YOUR INSTRUCTIONS: Report every line of the records beneath this task that holds the string "rate".

MATERIALS PROVIDED:
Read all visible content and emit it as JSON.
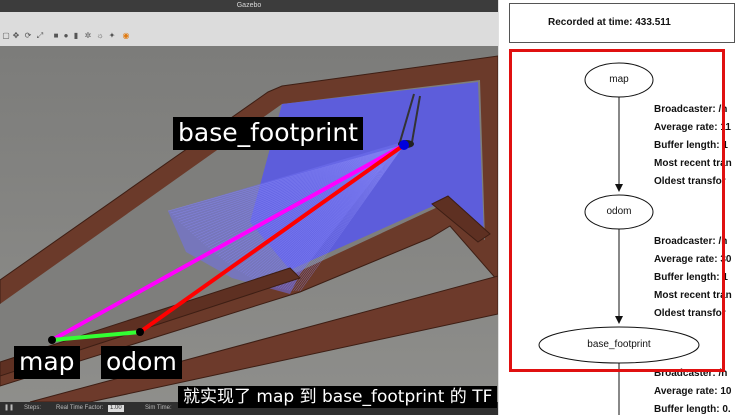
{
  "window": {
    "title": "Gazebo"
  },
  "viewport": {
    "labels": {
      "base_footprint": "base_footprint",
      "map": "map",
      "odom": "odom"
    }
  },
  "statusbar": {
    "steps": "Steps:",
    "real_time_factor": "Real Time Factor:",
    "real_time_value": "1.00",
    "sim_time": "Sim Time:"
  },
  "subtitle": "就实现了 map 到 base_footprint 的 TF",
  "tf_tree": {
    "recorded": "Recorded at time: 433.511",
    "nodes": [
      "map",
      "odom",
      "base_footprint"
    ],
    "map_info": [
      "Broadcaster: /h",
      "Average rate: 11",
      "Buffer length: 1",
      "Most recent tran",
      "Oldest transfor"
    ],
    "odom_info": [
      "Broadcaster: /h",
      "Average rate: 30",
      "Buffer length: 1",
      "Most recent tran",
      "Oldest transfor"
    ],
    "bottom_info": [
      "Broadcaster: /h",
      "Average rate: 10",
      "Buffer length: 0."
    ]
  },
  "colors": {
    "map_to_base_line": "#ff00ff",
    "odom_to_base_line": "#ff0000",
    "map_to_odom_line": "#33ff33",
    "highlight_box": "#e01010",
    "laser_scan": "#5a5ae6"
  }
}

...

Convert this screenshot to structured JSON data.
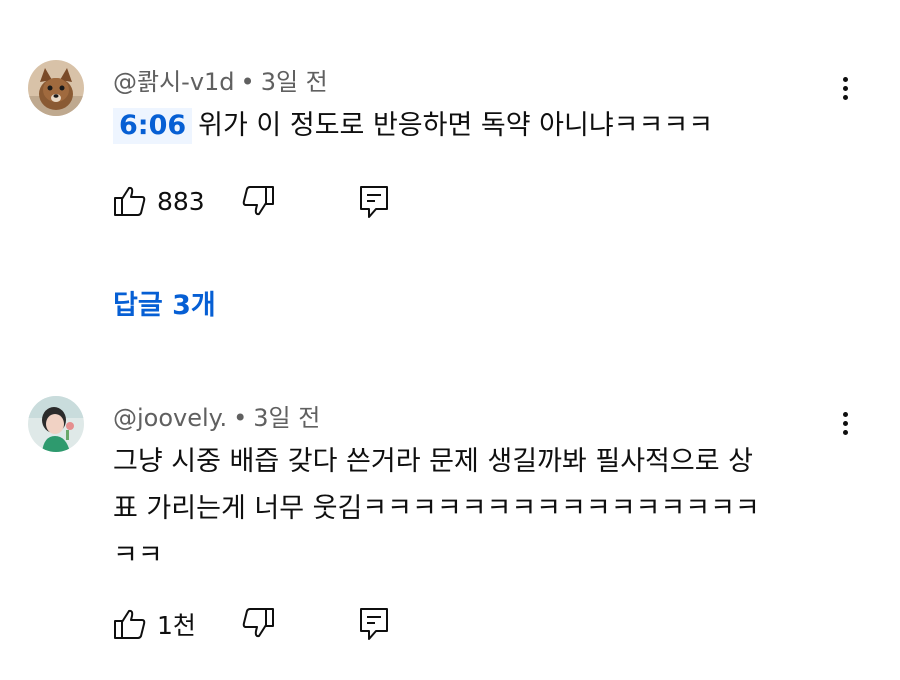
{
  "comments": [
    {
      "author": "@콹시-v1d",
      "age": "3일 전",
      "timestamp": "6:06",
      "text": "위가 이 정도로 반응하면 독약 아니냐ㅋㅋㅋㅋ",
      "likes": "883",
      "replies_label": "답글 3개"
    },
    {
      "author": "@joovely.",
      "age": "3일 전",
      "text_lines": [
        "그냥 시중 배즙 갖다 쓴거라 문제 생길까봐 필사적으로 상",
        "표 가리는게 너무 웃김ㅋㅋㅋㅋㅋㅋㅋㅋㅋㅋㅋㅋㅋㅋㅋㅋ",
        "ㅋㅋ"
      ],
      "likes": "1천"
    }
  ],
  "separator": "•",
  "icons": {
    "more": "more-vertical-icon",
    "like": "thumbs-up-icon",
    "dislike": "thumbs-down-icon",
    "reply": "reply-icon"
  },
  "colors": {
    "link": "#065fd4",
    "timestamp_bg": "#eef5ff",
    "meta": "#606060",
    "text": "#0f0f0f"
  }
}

RESPONSE AREA:
      "Average rate: 11",
      "Average rate: 30",
      "Average rate: 10",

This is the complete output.